=== What is being asked ===
The number of lines below holding the string "JSON" is the only answer wanted.

=== Exercise data ===
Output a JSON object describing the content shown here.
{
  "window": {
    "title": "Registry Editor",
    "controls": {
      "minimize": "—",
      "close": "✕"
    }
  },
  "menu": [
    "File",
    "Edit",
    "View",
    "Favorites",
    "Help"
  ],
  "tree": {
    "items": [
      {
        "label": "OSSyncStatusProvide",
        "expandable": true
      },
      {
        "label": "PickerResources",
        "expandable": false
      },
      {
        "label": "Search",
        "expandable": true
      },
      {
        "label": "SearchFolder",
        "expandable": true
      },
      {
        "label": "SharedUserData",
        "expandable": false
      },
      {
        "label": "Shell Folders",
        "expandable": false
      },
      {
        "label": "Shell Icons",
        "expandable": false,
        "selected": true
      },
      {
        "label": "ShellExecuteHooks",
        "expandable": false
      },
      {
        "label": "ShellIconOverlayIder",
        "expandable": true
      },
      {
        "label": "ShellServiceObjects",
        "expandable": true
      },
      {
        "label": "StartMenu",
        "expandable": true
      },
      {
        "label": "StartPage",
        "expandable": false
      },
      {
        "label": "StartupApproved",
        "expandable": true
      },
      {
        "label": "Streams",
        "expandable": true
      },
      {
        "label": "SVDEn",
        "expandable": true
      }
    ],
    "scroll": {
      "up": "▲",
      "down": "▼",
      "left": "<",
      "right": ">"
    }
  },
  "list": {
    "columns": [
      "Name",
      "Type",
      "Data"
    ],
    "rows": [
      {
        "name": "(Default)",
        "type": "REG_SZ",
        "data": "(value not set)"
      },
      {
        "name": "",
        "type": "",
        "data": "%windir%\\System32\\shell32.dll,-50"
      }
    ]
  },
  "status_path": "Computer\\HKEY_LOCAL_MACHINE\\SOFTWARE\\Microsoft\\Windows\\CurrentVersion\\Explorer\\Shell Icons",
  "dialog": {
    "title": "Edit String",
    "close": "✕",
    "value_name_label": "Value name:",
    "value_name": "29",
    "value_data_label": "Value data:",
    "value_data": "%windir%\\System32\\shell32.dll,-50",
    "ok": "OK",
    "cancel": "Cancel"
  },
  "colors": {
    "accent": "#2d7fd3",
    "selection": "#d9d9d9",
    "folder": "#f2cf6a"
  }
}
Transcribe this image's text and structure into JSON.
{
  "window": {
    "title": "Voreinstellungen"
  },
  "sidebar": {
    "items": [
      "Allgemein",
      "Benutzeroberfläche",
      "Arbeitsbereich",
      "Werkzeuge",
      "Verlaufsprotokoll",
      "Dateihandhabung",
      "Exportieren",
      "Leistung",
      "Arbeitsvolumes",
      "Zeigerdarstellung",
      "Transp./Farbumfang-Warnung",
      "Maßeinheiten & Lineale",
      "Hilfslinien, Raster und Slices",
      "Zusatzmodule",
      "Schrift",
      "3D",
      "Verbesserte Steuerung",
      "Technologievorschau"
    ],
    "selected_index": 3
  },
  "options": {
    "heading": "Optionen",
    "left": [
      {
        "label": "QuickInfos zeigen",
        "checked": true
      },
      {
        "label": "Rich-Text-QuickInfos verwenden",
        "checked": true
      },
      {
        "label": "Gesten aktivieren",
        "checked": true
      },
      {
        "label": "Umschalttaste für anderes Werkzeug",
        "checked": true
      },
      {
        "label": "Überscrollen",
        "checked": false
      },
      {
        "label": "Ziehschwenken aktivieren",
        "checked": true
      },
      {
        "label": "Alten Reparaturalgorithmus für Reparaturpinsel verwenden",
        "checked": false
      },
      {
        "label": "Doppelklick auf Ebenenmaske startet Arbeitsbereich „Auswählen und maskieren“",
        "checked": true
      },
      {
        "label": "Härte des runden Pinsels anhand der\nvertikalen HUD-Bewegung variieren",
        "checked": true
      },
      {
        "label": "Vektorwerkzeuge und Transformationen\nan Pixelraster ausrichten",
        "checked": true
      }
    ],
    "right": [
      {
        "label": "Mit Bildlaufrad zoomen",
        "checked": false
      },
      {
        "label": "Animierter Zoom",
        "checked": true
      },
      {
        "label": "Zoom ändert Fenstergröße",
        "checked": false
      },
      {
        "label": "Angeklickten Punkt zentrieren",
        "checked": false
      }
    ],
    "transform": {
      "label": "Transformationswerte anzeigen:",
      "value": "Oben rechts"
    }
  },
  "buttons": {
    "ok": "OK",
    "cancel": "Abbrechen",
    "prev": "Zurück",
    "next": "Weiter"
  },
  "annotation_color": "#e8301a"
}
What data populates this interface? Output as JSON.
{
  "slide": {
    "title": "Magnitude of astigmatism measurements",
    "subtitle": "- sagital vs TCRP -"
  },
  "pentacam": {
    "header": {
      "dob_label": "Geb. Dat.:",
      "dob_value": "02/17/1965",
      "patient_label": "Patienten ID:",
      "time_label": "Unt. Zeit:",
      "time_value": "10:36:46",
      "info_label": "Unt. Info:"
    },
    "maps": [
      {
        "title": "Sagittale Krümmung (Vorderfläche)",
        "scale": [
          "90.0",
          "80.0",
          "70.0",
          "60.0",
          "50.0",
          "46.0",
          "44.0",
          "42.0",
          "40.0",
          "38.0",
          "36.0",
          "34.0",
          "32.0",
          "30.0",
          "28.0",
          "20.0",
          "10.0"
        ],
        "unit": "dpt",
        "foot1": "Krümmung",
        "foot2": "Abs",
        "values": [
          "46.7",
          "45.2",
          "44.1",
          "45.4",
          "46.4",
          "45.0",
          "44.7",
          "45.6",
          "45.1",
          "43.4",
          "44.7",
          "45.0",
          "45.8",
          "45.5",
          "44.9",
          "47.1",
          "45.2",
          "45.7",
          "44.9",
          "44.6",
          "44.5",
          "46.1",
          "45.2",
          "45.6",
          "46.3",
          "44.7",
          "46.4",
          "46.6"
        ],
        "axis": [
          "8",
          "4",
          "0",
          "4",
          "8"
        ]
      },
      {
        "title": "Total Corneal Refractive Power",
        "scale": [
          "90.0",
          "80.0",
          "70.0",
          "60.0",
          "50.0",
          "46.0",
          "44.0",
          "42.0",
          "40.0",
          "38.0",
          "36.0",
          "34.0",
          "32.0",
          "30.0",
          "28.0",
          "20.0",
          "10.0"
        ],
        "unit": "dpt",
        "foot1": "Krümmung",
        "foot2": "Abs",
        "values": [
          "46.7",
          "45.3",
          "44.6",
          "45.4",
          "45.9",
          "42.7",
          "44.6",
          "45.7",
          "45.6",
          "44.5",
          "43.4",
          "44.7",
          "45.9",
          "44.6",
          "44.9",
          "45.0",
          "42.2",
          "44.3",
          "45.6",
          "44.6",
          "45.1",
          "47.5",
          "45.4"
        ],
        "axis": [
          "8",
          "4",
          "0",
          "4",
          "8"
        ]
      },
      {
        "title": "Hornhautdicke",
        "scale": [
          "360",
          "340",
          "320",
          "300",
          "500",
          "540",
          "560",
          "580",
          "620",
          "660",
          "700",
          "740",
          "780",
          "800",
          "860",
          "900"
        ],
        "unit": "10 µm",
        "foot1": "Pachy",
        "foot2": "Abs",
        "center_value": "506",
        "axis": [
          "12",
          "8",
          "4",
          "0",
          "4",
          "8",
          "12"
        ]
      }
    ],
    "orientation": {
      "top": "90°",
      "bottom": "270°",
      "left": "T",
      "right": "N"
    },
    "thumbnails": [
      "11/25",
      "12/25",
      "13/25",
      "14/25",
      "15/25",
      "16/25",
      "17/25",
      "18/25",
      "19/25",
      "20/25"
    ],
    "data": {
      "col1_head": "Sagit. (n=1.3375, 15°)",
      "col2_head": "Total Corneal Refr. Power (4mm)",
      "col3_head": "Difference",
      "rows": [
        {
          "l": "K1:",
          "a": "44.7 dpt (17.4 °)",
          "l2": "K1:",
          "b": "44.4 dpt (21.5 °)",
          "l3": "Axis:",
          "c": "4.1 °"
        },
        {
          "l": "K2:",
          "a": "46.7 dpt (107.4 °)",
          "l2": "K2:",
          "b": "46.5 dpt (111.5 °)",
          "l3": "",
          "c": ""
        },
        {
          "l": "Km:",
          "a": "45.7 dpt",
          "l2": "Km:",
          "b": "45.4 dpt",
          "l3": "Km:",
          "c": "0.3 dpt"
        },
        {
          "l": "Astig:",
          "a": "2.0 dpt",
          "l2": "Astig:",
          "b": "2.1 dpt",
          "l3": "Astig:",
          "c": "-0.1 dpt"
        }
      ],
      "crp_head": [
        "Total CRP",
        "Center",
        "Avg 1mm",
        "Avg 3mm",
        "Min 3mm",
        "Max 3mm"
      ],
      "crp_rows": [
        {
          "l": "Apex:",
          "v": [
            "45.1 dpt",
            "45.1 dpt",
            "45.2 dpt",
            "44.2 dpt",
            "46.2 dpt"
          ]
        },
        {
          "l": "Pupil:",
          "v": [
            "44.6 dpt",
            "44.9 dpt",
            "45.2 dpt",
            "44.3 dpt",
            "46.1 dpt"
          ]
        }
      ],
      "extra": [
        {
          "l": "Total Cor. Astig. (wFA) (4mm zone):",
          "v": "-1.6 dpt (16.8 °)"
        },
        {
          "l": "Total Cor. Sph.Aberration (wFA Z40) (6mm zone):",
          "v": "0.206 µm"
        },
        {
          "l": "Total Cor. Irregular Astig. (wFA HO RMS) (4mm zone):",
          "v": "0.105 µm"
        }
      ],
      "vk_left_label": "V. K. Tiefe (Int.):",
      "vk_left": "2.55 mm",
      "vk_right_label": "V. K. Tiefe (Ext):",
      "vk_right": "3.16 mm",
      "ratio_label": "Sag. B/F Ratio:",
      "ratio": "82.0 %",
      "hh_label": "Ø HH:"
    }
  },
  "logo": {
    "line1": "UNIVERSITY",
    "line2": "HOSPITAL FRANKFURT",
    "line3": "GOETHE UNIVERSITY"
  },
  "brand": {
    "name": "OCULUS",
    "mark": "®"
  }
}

=== Solution for this task ===
3